The initial stage of the REACH Ely implementation involves scoping and developing fifty case studies on church buildings and community characteristics with informants from a subset of deaneries and parishes in the Diocese of Ely.
The team is selecting case study materials from a range of self-selected approaches from local churches, and also via publicity and presentations at deanery engagement meetings, which has helped generate the list of 39 case study locations. The remaining cases will be selected using available statistical data from the diocese of Ely and the Church of England databases. At this initial stage, in-depth interviews have been conducted at churches within the Cambridge North and South, and Granta deaneries. Other case locations include churches from the deaneries of Ely, Yaxley, St Ives, St Neots, Shingay, North Stowe, March, Huntingdon, Fincham and Feltwell, and Wisbech Lynn Marshland.
Within the diocese, the percentage of population that has little or no relationship with the church reaches about 97 per cent, which raises concerns about the future of churches and their assets. Yet it is the ambition of the Taylor Report, and also the REACH Ely project, that the future sustainability of church buildings should be in the hands of that very 97 per cent who are not currently engaged with the church.

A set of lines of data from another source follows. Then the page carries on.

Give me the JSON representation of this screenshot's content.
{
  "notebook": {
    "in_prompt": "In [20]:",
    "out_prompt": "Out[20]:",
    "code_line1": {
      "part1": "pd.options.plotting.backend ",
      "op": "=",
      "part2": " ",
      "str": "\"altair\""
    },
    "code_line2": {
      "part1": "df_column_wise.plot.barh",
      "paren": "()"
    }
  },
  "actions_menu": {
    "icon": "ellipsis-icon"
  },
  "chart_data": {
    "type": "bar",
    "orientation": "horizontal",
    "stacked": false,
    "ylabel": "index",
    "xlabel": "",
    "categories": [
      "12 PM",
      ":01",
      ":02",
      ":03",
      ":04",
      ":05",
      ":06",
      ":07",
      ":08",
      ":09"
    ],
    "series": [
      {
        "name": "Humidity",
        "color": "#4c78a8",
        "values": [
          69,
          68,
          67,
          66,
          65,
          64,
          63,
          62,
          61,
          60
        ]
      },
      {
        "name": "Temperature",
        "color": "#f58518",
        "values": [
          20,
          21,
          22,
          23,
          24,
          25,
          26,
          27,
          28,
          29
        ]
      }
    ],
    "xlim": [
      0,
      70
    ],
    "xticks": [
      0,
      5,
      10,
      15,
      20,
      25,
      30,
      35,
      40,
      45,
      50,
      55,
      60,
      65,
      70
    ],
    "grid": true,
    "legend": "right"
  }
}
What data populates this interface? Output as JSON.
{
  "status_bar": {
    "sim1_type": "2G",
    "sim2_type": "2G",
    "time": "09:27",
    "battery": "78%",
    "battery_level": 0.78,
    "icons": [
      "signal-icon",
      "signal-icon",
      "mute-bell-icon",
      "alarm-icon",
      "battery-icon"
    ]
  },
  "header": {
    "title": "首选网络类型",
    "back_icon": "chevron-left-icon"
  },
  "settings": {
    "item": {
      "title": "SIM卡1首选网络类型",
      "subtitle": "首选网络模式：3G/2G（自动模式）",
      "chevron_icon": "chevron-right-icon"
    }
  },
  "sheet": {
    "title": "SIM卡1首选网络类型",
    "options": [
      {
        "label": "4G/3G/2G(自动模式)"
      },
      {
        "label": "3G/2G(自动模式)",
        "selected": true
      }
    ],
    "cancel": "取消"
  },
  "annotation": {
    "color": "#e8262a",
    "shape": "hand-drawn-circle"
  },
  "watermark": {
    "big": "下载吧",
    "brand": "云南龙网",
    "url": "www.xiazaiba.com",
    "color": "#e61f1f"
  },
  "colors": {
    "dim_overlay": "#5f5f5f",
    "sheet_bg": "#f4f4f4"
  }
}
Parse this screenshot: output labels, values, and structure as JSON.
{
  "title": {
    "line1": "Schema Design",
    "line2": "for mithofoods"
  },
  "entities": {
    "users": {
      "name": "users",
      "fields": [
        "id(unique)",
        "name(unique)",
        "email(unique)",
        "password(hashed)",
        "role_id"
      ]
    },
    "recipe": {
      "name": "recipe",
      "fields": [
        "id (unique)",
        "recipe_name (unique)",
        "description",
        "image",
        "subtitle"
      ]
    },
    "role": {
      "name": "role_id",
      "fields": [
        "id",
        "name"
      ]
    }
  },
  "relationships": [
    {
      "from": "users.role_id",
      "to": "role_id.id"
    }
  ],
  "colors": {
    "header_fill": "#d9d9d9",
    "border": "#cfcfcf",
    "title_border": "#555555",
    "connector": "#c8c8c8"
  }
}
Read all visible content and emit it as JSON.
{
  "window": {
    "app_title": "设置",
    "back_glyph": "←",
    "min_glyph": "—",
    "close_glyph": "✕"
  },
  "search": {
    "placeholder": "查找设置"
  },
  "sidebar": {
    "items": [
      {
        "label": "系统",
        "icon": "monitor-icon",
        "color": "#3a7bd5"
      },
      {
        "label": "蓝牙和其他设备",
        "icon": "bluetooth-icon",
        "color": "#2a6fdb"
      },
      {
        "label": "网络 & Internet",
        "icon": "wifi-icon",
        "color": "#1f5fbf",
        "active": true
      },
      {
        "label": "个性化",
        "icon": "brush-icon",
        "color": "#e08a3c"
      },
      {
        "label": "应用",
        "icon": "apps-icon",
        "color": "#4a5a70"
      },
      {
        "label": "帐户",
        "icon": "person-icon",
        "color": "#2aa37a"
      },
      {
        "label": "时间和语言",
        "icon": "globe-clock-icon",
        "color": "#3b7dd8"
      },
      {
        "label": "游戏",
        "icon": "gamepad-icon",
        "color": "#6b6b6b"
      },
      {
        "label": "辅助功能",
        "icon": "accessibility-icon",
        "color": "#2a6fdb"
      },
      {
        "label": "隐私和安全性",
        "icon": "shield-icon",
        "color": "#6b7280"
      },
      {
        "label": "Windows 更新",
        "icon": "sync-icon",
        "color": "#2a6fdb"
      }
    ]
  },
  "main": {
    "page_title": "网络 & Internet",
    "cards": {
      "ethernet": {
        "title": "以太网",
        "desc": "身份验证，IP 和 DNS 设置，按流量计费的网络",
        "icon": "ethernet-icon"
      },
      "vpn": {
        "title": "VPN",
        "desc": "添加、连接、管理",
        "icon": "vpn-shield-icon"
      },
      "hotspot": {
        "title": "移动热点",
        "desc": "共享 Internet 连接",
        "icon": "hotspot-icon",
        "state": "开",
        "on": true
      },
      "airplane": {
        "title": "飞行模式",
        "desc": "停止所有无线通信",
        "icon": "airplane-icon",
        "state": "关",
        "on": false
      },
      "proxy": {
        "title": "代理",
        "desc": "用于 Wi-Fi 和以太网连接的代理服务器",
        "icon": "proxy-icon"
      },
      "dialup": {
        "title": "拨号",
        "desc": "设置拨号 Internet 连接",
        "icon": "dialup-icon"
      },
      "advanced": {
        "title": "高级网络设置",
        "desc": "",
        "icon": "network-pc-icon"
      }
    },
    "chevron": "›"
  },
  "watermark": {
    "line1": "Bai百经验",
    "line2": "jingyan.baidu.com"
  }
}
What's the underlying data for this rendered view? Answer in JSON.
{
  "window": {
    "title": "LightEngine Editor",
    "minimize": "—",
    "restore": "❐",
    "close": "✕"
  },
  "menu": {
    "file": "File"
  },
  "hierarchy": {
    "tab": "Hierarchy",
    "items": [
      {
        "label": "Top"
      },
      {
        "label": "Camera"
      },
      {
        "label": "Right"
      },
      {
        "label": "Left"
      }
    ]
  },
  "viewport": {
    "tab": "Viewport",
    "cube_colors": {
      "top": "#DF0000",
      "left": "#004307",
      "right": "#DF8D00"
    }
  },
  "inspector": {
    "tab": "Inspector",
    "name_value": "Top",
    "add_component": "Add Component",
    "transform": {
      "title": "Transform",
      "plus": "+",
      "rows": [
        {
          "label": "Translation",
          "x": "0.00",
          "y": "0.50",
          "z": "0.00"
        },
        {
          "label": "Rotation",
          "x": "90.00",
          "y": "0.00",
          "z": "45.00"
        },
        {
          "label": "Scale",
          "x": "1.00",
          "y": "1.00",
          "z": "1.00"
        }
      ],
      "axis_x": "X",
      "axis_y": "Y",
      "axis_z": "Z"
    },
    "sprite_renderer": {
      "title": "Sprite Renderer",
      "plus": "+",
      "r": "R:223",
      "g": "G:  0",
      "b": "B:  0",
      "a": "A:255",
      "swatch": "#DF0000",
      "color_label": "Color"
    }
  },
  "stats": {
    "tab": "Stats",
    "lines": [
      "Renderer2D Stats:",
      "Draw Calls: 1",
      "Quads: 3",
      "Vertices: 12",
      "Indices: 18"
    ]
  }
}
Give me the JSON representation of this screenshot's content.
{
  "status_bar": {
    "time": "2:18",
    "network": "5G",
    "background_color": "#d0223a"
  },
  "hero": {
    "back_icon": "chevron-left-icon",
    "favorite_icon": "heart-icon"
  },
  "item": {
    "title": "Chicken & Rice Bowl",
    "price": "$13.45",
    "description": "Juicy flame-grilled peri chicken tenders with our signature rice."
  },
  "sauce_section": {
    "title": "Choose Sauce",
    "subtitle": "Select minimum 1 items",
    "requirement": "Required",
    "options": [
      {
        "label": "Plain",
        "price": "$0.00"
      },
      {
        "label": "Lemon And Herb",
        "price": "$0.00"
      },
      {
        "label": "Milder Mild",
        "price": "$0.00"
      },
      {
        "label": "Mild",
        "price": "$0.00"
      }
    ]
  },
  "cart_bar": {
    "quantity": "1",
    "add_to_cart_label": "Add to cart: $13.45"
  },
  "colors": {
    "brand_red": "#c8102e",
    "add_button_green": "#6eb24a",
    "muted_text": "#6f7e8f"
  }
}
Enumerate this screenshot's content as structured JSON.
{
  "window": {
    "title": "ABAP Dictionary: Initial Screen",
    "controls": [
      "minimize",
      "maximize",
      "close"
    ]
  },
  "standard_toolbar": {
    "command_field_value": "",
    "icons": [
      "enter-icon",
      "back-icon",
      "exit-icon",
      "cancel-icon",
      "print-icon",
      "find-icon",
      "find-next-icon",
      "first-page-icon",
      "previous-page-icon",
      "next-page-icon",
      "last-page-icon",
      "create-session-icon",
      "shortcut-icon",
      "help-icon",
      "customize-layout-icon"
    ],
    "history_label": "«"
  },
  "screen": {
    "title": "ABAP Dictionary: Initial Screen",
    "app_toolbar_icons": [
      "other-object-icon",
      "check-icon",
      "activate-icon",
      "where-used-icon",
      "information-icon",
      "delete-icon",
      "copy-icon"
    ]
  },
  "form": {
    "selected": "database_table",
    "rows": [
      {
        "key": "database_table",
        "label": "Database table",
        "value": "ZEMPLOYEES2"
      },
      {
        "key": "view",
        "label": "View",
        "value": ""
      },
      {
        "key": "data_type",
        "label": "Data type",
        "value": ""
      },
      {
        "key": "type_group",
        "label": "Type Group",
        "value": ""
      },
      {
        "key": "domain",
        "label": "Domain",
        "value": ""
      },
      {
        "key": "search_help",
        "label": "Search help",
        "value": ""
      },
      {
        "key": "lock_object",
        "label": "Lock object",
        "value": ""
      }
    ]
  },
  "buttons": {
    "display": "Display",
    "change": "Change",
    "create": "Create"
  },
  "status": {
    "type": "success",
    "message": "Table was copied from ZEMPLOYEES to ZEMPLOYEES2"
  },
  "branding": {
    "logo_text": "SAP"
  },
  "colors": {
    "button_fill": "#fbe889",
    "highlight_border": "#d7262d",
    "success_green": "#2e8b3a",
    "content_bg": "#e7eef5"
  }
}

Church visits and observations helped develop interview questions around the topics: the church and its buildings; fundraising; community events; communication and engagement; challenges and lessons learned. By developing case studies, the project asks whether churches have been able to engage with the 98 per cent effectively. Some churches and communities are brilliant at this already – their experiences and challenges are important to learn from for the benefit of the others. Some churches and communities are also finding effective community engagement a real struggle – the project is examining those too.